Members gathered for their annual conference in Bournemouth overwhelmingly backed Ms Swinson’s call to make it Lib Dem policy to revoke Article 50 if the party wins an unlikely majority in a snap election.
But despite arguing that an election victory would give the Lib Dems a mandate to cancel Brexit, the East Dunbartonshire MP said an SNP majority at the next Scottish Parliament election would not justify a second independence referendum.
The motion passed at the party’s conference in Bournemouth says a Lib Dem majority government would be “recognised as an unequivocal mandate to revoke Article 50 and for the UK to stay in the EU”.
Asked whether an SNP victory when Scotland goes to the polls in 2021 would mean a fresh independence mandate, Ms Swinson said: “We’re in a situation with Brexit at the moment where we’re in the midst of a national crisis and we’re looking to find a way out.
“The situation Scotland is very different… indyref2 would be creating more uncertainty, more confusion, more difficulty, in a scenario where we already are experiencing all of that with Brexit.
“The last thing that Scotland needs is to have the extra uncertainty of indyref2 poured on top of that.”

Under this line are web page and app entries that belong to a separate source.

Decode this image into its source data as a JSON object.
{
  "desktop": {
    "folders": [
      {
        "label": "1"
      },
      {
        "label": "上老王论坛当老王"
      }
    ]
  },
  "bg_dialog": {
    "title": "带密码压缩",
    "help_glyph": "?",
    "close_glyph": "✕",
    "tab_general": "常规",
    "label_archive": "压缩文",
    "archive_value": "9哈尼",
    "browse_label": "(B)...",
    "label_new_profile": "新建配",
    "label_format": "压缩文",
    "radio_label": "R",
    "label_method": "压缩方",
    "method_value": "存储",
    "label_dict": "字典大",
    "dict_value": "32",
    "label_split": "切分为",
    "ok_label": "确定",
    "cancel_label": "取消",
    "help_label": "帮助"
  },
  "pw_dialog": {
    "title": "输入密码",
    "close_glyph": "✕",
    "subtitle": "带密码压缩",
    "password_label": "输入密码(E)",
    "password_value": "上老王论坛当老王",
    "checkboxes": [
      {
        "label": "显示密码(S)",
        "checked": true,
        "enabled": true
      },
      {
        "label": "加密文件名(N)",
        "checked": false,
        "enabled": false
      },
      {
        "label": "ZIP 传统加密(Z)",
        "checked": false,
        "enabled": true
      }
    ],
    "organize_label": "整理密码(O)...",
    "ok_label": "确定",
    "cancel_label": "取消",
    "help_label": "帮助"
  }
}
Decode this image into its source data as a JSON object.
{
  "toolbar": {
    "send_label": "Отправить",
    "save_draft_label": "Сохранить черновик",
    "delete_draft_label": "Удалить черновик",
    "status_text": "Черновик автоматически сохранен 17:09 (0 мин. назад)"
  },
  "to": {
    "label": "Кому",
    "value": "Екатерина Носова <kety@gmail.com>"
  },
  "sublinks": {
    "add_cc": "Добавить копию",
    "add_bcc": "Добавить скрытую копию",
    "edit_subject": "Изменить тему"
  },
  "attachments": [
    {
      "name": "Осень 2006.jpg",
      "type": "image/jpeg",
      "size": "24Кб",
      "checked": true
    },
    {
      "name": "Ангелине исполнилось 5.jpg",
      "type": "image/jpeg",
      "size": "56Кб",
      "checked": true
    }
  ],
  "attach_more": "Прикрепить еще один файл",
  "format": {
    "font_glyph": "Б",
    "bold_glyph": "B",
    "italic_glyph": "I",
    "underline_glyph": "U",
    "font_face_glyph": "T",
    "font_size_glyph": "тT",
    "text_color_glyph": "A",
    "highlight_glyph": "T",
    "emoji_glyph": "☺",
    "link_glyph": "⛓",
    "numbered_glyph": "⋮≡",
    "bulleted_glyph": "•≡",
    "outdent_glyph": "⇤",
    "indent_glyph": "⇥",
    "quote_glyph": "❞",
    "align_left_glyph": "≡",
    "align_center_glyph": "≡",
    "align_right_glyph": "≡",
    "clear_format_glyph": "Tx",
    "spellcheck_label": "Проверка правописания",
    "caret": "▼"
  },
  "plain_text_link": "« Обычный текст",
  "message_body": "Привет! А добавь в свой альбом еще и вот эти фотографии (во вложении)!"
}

The Scottish Lib Dem leader also ruled out granting a second independence referendum even if the SNP win a majority in 2021.
“We will be unequivocal in Scotland,” Willie Rennie said yesterday. “We are against another independence referendum, so if you vote for us that’s what you get… vote for us and we’ll stop independence dead in its tracks.”

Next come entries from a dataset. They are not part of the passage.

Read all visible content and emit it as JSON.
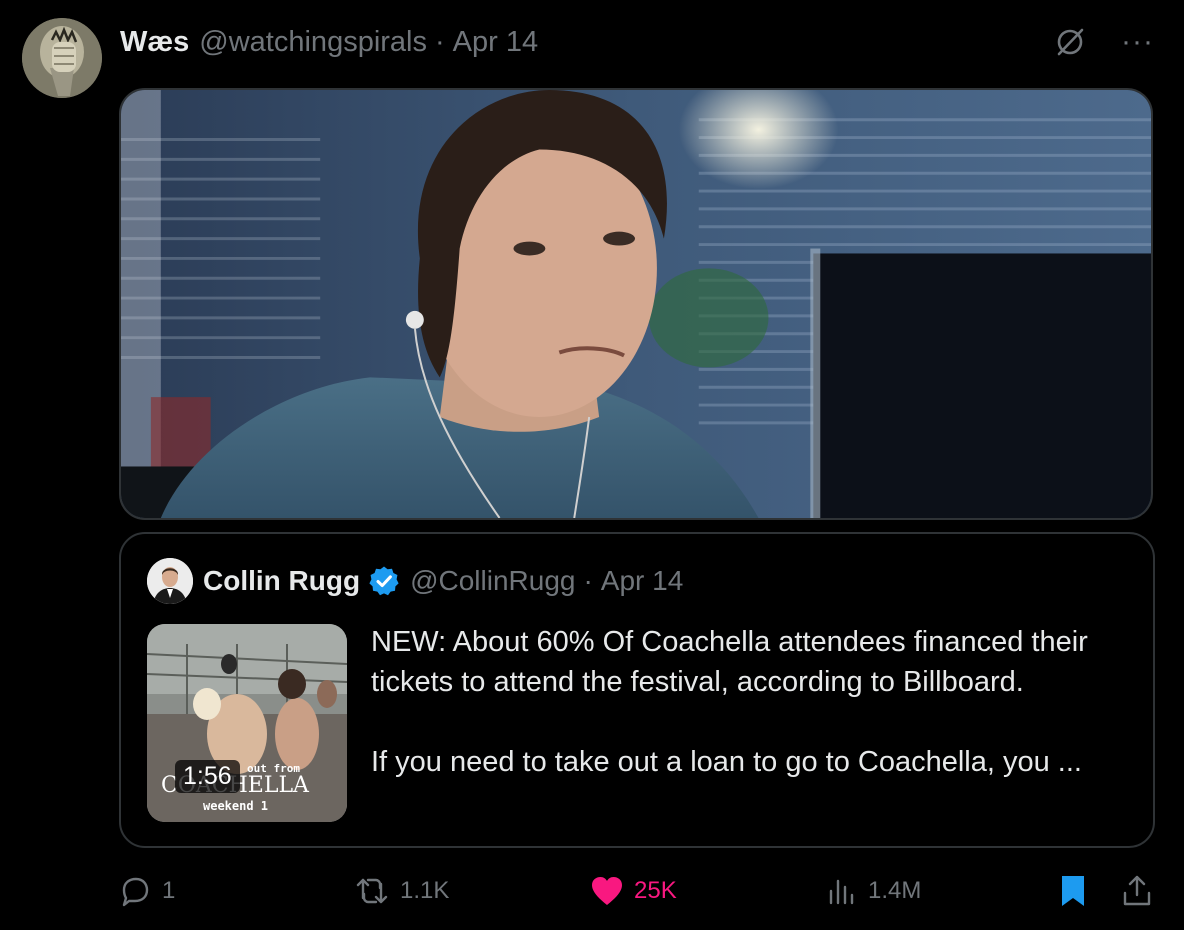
{
  "author": {
    "name": "Wæs",
    "handle": "@watchingspirals",
    "separator": "·",
    "date": "Apr 14"
  },
  "header_icons": [
    "grok-icon",
    "more-icon"
  ],
  "more_label": "···",
  "media": {
    "type": "image"
  },
  "quoted_tweet": {
    "name": "Collin Rugg",
    "verified": true,
    "handle": "@CollinRugg",
    "separator": "·",
    "date": "Apr 14",
    "video_duration": "1:56",
    "text_paragraphs": [
      "NEW: About 60% Of Coachella attendees financed their tickets to attend the festival, according to Billboard.",
      "If you need to take out a loan to go to Coachella, you ..."
    ],
    "thumbnail_text": [
      "out from",
      "COACHELLA",
      "weekend 1"
    ]
  },
  "actions": {
    "replies": "1",
    "reposts": "1.1K",
    "likes": "25K",
    "views": "1.4M",
    "liked": true,
    "bookmarked": true
  },
  "colors": {
    "background": "#000000",
    "text": "#e7e9ea",
    "secondary": "#71767b",
    "like": "#f91880",
    "accent": "#1d9bf0",
    "border": "#2f3336"
  }
}
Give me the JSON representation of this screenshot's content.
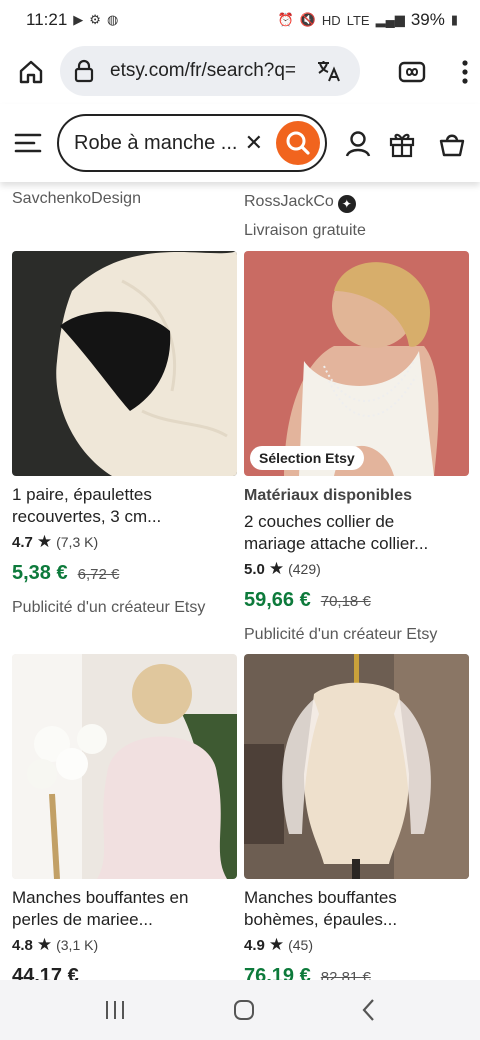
{
  "status": {
    "time": "11:21",
    "battery": "39%",
    "net": "LTE"
  },
  "browser": {
    "url": "etsy.com/fr/search?q="
  },
  "header": {
    "search_value": "Robe à manche ..."
  },
  "top_labels": {
    "left_shop": "SavchenkoDesign",
    "right_shop": "RossJackCo",
    "right_shipping": "Livraison gratuite"
  },
  "listings": [
    {
      "kicker": "",
      "title_line1": "1 paire, épaulettes",
      "title_line2": "recouvertes, 3 cm...",
      "score": "4.7",
      "count": "(7,3 K)",
      "price": "5,38 €",
      "old_price": "6,72 €",
      "ad": "Publicité d'un créateur Etsy"
    },
    {
      "badge": "Sélection Etsy",
      "kicker": "Matériaux disponibles",
      "title_line1": "2 couches collier de",
      "title_line2": "mariage attache collier...",
      "score": "5.0",
      "count": "(429)",
      "price": "59,66 €",
      "old_price": "70,18 €",
      "ad": "Publicité d'un créateur Etsy"
    },
    {
      "title_line1": "Manches bouffantes en",
      "title_line2": "perles de mariee...",
      "score": "4.8",
      "count": "(3,1 K)",
      "price": "44,17 €"
    },
    {
      "title_line1": "Manches bouffantes",
      "title_line2": "bohèmes, épaules...",
      "score": "4.9",
      "count": "(45)",
      "price": "76,19 €",
      "old_price": "82,81 €"
    }
  ],
  "colors": {
    "etsy_orange": "#f1641e",
    "price_green": "#0d7a3b"
  }
}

SNP MSP Tom Arthur said the stance taken by Ms Swinson “shows LibDem hypocrisy knows no bounds”.
“This fundamental contradiction is so clear for everyone to see,” he said. “You can’t pick and choose when to support democracy.”
Speaking during the debate at Bournemouth earlier, Edinburgh West MP Christine Jardine said the policy meant the Lib Dems had “faith in the people”.
“Do we want a referendum? Yes we do,” Ms Jardine said. “But we are running out of time… so let’s have faith in the people to vote for us to put Jo Swinson in Number 10 so she can revoke Article 50 - and then we can say, yes, we stopped Brexit.”
But while the policy was supported overwhelmingly by Lib Dem activists, during the debate critics raised the issue of the precedent it would set in Scotland.
Party grandee and former minister Sir Simon Hughes told delegates in Bournemouth: “How can we argue against the Scottish National policy in Scotland that if they had a majority at their next election, they should not have the right in Holyrood to decide that Scotland could be independent?”
And a senior Lib Dem source at Westminster told the Scotsman that despite broad support for the new position, within the party “there is a bit of rumbling under the surface about this”.
“It all came quite suddenly, about ten days ago,” the source said. “There’s a feeling that there hasn’t been much consultation.
“There’s the issue with the SNP, and you can put the words ‘our position is completely clear’ before it, but it still leaves us open to the same accusation that people make of Labour: we’re having it both ways.”
SNP MP Angus MacNeill, who has called for the Scottish Government to explore alternative routes to independence if it is prevented from organising another referendum, said
“The Lib Dems are guilty of multi-hypocrisies,” Mr MacNeill said. “If [Ms Swinson’s] position is that she gets a direct mandate and leap frogs the referendum result then the SNP should do the same.”